:: TASK ::
Leave the pictures behind and reproduce every line of the listing exactly.

+ + + + + + +

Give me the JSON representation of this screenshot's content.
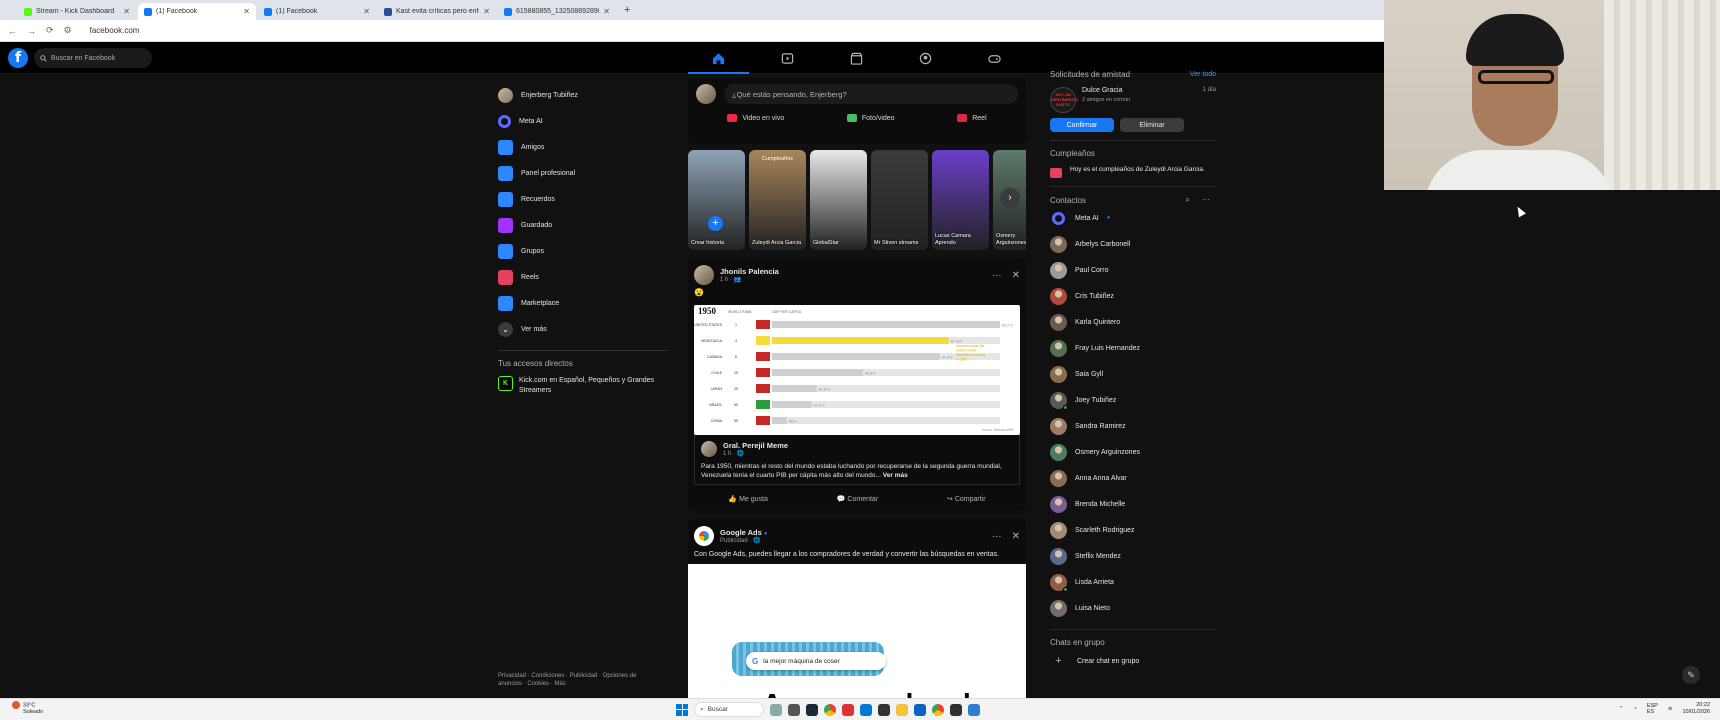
{
  "browser": {
    "tabs": [
      {
        "title": "Stream - Kick Dashboard",
        "color": "#53fc18",
        "active": false
      },
      {
        "title": "(1) Facebook",
        "color": "#1877f2",
        "active": true
      },
      {
        "title": "(1) Facebook",
        "color": "#1877f2",
        "active": false
      },
      {
        "title": "Kast evita críticas pero enfoca...",
        "color": "#2b4d9c",
        "active": false
      },
      {
        "title": "615880855_1325086928986...",
        "color": "#1877f2",
        "active": false
      }
    ],
    "url": "facebook.com"
  },
  "fb": {
    "logo": "f",
    "search_placeholder": "Buscar en Facebook"
  },
  "leftnav": {
    "items": [
      {
        "label": "Enjerberg Tubiñez",
        "icon": "avatar",
        "color": "#8a7560"
      },
      {
        "label": "Meta AI",
        "icon": "meta-ai-icon",
        "color": "#5b6cff"
      },
      {
        "label": "Amigos",
        "icon": "friends-icon",
        "color": "#2d88ff"
      },
      {
        "label": "Panel profesional",
        "icon": "dashboard-icon",
        "color": "#2d88ff"
      },
      {
        "label": "Recuerdos",
        "icon": "clock-icon",
        "color": "#2d88ff"
      },
      {
        "label": "Guardado",
        "icon": "bookmark-icon",
        "color": "#a033ff"
      },
      {
        "label": "Grupos",
        "icon": "groups-icon",
        "color": "#2d88ff"
      },
      {
        "label": "Reels",
        "icon": "reels-icon",
        "color": "#e4405f"
      },
      {
        "label": "Marketplace",
        "icon": "marketplace-icon",
        "color": "#2d88ff"
      },
      {
        "label": "Ver más",
        "icon": "chevron-down-icon",
        "color": "#3a3b3c"
      }
    ],
    "shortcuts_title": "Tus accesos directos",
    "shortcut": "Kick.com en Español, Pequeños y Grandes Streamers",
    "footer": "Privacidad · Condiciones · Publicidad · Opciones de anuncios · Cookies · Más"
  },
  "composer": {
    "placeholder": "¿Qué estás pensando, Enjerberg?",
    "live": "Video en vivo",
    "photo": "Foto/video",
    "reel": "Reel"
  },
  "stories": [
    {
      "name": "Crear historia",
      "top": "",
      "bg": "#8fa4b7"
    },
    {
      "name": "Zuleydi Arcia Garcia",
      "top": "Cumpleaños",
      "bg": "#a9865c"
    },
    {
      "name": "GlobalStar",
      "top": "",
      "bg": "#e9e9e9"
    },
    {
      "name": "Mr Stiven streams",
      "top": "",
      "bg": "#3b3b3b"
    },
    {
      "name": "Lucas Camara Aprendo",
      "top": "",
      "bg": "#6b3fc9"
    },
    {
      "name": "Osmery Arguinzones",
      "top": "",
      "bg": "#5d7b6b"
    }
  ],
  "post1": {
    "author": "Jhonils Palencia",
    "meta": "1 h · ",
    "emoji": "😮",
    "shared_author": "Gral. Perejil Meme",
    "shared_meta": "1 h · ",
    "text": "Para 1950, mientras el resto del mundo estaba luchando por recuperarse de la segunda guerra mundial, Venezuela tenía el cuarto PIB per cápita más alto del mundo...",
    "more": "Ver más",
    "like": "Me gusta",
    "comment": "Comentar",
    "share": "Compartir"
  },
  "chart_data": {
    "type": "bar",
    "title": "1950",
    "xlabel": "GDP PER CAPITA",
    "ylabel": "WORLD RANK",
    "categories": [
      "UNITED STATES",
      "VENEZUELA",
      "CANADA",
      "CHILE",
      "JAPAN",
      "BRAZIL",
      "CHINA"
    ],
    "ranks": [
      "1",
      "4",
      "6",
      "15",
      "25",
      "50",
      "65"
    ],
    "values": [
      9573,
      7424,
      7047,
      3827,
      1873,
      1672,
      614
    ],
    "value_labels": [
      "$9,573",
      "$7,424",
      "$7,047",
      "$3,827",
      "$1,873",
      "$1,672",
      "$614"
    ],
    "colors": [
      "#cfcfcf",
      "#f2dc3c",
      "#cfcfcf",
      "#cfcfcf",
      "#cfcfcf",
      "#cfcfcf",
      "#cfcfcf"
    ],
    "annotation": "Venezuela was the world's fourth wealthiest economy in 1950",
    "source": "Source: Maddison/IMF",
    "ylim": [
      0,
      9573
    ]
  },
  "post2": {
    "author": "Google Ads",
    "meta": "Publicidad · ",
    "text": "Con Google Ads, puedes llegar a los compradores de verdad y convertir las búsquedas en ventas.",
    "search_text": "la mejor máquina de coser",
    "big_text": "Aparece donde"
  },
  "right": {
    "requests_title": "Solicitudes de amistad",
    "see_all": "Ver todo",
    "request_name": "Dulce Gracia",
    "request_time": "1 día",
    "request_badge": "SOY UN SENTIMIENTO GUSTO",
    "mutual": "2 amigos en común",
    "confirm": "Confirmar",
    "delete": "Eliminar",
    "birthdays_title": "Cumpleaños",
    "birthday_text": "Hoy es el cumpleaños de Zuleydi Arcia Garcia.",
    "contacts_title": "Contactos",
    "contacts": [
      {
        "name": "Meta AI",
        "meta": true,
        "color": "#5b6cff",
        "online": false
      },
      {
        "name": "Arbelys Carbonell",
        "meta": false,
        "color": "#7d6a55",
        "online": false
      },
      {
        "name": "Paul Corro",
        "meta": false,
        "color": "#9a9a9a",
        "online": false
      },
      {
        "name": "Cris Tubiñez",
        "meta": false,
        "color": "#b04a3a",
        "online": false
      },
      {
        "name": "Karla Quintero",
        "meta": false,
        "color": "#6c5a4c",
        "online": false
      },
      {
        "name": "Fray Luis Hernandez",
        "meta": false,
        "color": "#557050",
        "online": false
      },
      {
        "name": "Saia Gyll",
        "meta": false,
        "color": "#8a6c4a",
        "online": false
      },
      {
        "name": "Joey Tubiñez",
        "meta": false,
        "color": "#5a5a5a",
        "online": true
      },
      {
        "name": "Sandra Ramirez",
        "meta": false,
        "color": "#9c7c66",
        "online": false
      },
      {
        "name": "Osmery Arguinzones",
        "meta": false,
        "color": "#4f7b64",
        "online": false
      },
      {
        "name": "Anna Anna Alvar",
        "meta": false,
        "color": "#8b6a56",
        "online": false
      },
      {
        "name": "Brenda Michelle",
        "meta": false,
        "color": "#7a5d92",
        "online": false
      },
      {
        "name": "Scarleth Rodriguez",
        "meta": false,
        "color": "#a48a74",
        "online": false
      },
      {
        "name": "Steflix Mendez",
        "meta": false,
        "color": "#5b6a8a",
        "online": false
      },
      {
        "name": "Lisda Arrieta",
        "meta": false,
        "color": "#8d5e48",
        "online": true
      },
      {
        "name": "Luisa Nieto",
        "meta": false,
        "color": "#6e6e6e",
        "online": false
      }
    ],
    "group_chats_title": "Chats en grupo",
    "create_group": "Crear chat en grupo"
  },
  "taskbar": {
    "temp": "33°C",
    "weather": "Soleado",
    "search": "Buscar",
    "time": "20:22",
    "date": "10/01/2026",
    "lang": "ESP\nES"
  }
}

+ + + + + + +

:: REPLY ::
Give me the JSON representation of this screenshot's content.
{
  "browser": {
    "tabs": [
      {
        "title": "Stream - Kick Dashboard",
        "color": "#53fc18",
        "active": false
      },
      {
        "title": "(1) Facebook",
        "color": "#1877f2",
        "active": true
      },
      {
        "title": "(1) Facebook",
        "color": "#1877f2",
        "active": false
      },
      {
        "title": "Kast evita críticas pero enfoca...",
        "color": "#2b4d9c",
        "active": false
      },
      {
        "title": "615880855_1325086928986...",
        "color": "#1877f2",
        "active": false
      }
    ],
    "url": "facebook.com"
  },
  "fb": {
    "logo": "f",
    "search_placeholder": "Buscar en Facebook"
  },
  "leftnav": {
    "items": [
      {
        "label": "Enjerberg Tubiñez",
        "icon": "avatar",
        "color": "#8a7560"
      },
      {
        "label": "Meta AI",
        "icon": "meta-ai-icon",
        "color": "#5b6cff"
      },
      {
        "label": "Amigos",
        "icon": "friends-icon",
        "color": "#2d88ff"
      },
      {
        "label": "Panel profesional",
        "icon": "dashboard-icon",
        "color": "#2d88ff"
      },
      {
        "label": "Recuerdos",
        "icon": "clock-icon",
        "color": "#2d88ff"
      },
      {
        "label": "Guardado",
        "icon": "bookmark-icon",
        "color": "#a033ff"
      },
      {
        "label": "Grupos",
        "icon": "groups-icon",
        "color": "#2d88ff"
      },
      {
        "label": "Reels",
        "icon": "reels-icon",
        "color": "#e4405f"
      },
      {
        "label": "Marketplace",
        "icon": "marketplace-icon",
        "color": "#2d88ff"
      },
      {
        "label": "Ver más",
        "icon": "chevron-down-icon",
        "color": "#3a3b3c"
      }
    ],
    "shortcuts_title": "Tus accesos directos",
    "shortcut": "Kick.com en Español, Pequeños y Grandes Streamers",
    "footer": "Privacidad · Condiciones · Publicidad · Opciones de anuncios · Cookies · Más"
  },
  "composer": {
    "placeholder": "¿Qué estás pensando, Enjerberg?",
    "live": "Video en vivo",
    "photo": "Foto/video",
    "reel": "Reel"
  },
  "stories": [
    {
      "name": "Crear historia",
      "top": "",
      "bg": "#8fa4b7"
    },
    {
      "name": "Zuleydi Arcia Garcia",
      "top": "Cumpleaños",
      "bg": "#a9865c"
    },
    {
      "name": "GlobalStar",
      "top": "",
      "bg": "#e9e9e9"
    },
    {
      "name": "Mr Stiven streams",
      "top": "",
      "bg": "#3b3b3b"
    },
    {
      "name": "Lucas Camara Aprendo",
      "top": "",
      "bg": "#6b3fc9"
    },
    {
      "name": "Osmery Arguinzones",
      "top": "",
      "bg": "#5d7b6b"
    }
  ],
  "post1": {
    "author": "Jhonils Palencia",
    "meta": "1 h · ",
    "emoji": "😮",
    "shared_author": "Gral. Perejil Meme",
    "shared_meta": "1 h · ",
    "text": "Para 1950, mientras el resto del mundo estaba luchando por recuperarse de la segunda guerra mundial, Venezuela tenía el cuarto PIB per cápita más alto del mundo...",
    "more": "Ver más",
    "like": "Me gusta",
    "comment": "Comentar",
    "share": "Compartir"
  },
  "chart_data": {
    "type": "bar",
    "title": "1950",
    "xlabel": "GDP PER CAPITA",
    "ylabel": "WORLD RANK",
    "categories": [
      "UNITED STATES",
      "VENEZUELA",
      "CANADA",
      "CHILE",
      "JAPAN",
      "BRAZIL",
      "CHINA"
    ],
    "ranks": [
      "1",
      "4",
      "6",
      "15",
      "25",
      "50",
      "65"
    ],
    "values": [
      9573,
      7424,
      7047,
      3827,
      1873,
      1672,
      614
    ],
    "value_labels": [
      "$9,573",
      "$7,424",
      "$7,047",
      "$3,827",
      "$1,873",
      "$1,672",
      "$614"
    ],
    "colors": [
      "#cfcfcf",
      "#f2dc3c",
      "#cfcfcf",
      "#cfcfcf",
      "#cfcfcf",
      "#cfcfcf",
      "#cfcfcf"
    ],
    "annotation": "Venezuela was the world's fourth wealthiest economy in 1950",
    "source": "Source: Maddison/IMF",
    "ylim": [
      0,
      9573
    ]
  },
  "post2": {
    "author": "Google Ads",
    "meta": "Publicidad · ",
    "text": "Con Google Ads, puedes llegar a los compradores de verdad y convertir las búsquedas en ventas.",
    "search_text": "la mejor máquina de coser",
    "big_text": "Aparece donde"
  },
  "right": {
    "requests_title": "Solicitudes de amistad",
    "see_all": "Ver todo",
    "request_name": "Dulce Gracia",
    "request_time": "1 día",
    "request_badge": "SOY UN SENTIMIENTO GUSTO",
    "mutual": "2 amigos en común",
    "confirm": "Confirmar",
    "delete": "Eliminar",
    "birthdays_title": "Cumpleaños",
    "birthday_text": "Hoy es el cumpleaños de Zuleydi Arcia Garcia.",
    "contacts_title": "Contactos",
    "contacts": [
      {
        "name": "Meta AI",
        "meta": true,
        "color": "#5b6cff",
        "online": false
      },
      {
        "name": "Arbelys Carbonell",
        "meta": false,
        "color": "#7d6a55",
        "online": false
      },
      {
        "name": "Paul Corro",
        "meta": false,
        "color": "#9a9a9a",
        "online": false
      },
      {
        "name": "Cris Tubiñez",
        "meta": false,
        "color": "#b04a3a",
        "online": false
      },
      {
        "name": "Karla Quintero",
        "meta": false,
        "color": "#6c5a4c",
        "online": false
      },
      {
        "name": "Fray Luis Hernandez",
        "meta": false,
        "color": "#557050",
        "online": false
      },
      {
        "name": "Saia Gyll",
        "meta": false,
        "color": "#8a6c4a",
        "online": false
      },
      {
        "name": "Joey Tubiñez",
        "meta": false,
        "color": "#5a5a5a",
        "online": true
      },
      {
        "name": "Sandra Ramirez",
        "meta": false,
        "color": "#9c7c66",
        "online": false
      },
      {
        "name": "Osmery Arguinzones",
        "meta": false,
        "color": "#4f7b64",
        "online": false
      },
      {
        "name": "Anna Anna Alvar",
        "meta": false,
        "color": "#8b6a56",
        "online": false
      },
      {
        "name": "Brenda Michelle",
        "meta": false,
        "color": "#7a5d92",
        "online": false
      },
      {
        "name": "Scarleth Rodriguez",
        "meta": false,
        "color": "#a48a74",
        "online": false
      },
      {
        "name": "Steflix Mendez",
        "meta": false,
        "color": "#5b6a8a",
        "online": false
      },
      {
        "name": "Lisda Arrieta",
        "meta": false,
        "color": "#8d5e48",
        "online": true
      },
      {
        "name": "Luisa Nieto",
        "meta": false,
        "color": "#6e6e6e",
        "online": false
      }
    ],
    "group_chats_title": "Chats en grupo",
    "create_group": "Crear chat en grupo"
  },
  "taskbar": {
    "temp": "33°C",
    "weather": "Soleado",
    "search": "Buscar",
    "time": "20:22",
    "date": "10/01/2026",
    "lang": "ESP\nES"
  }
}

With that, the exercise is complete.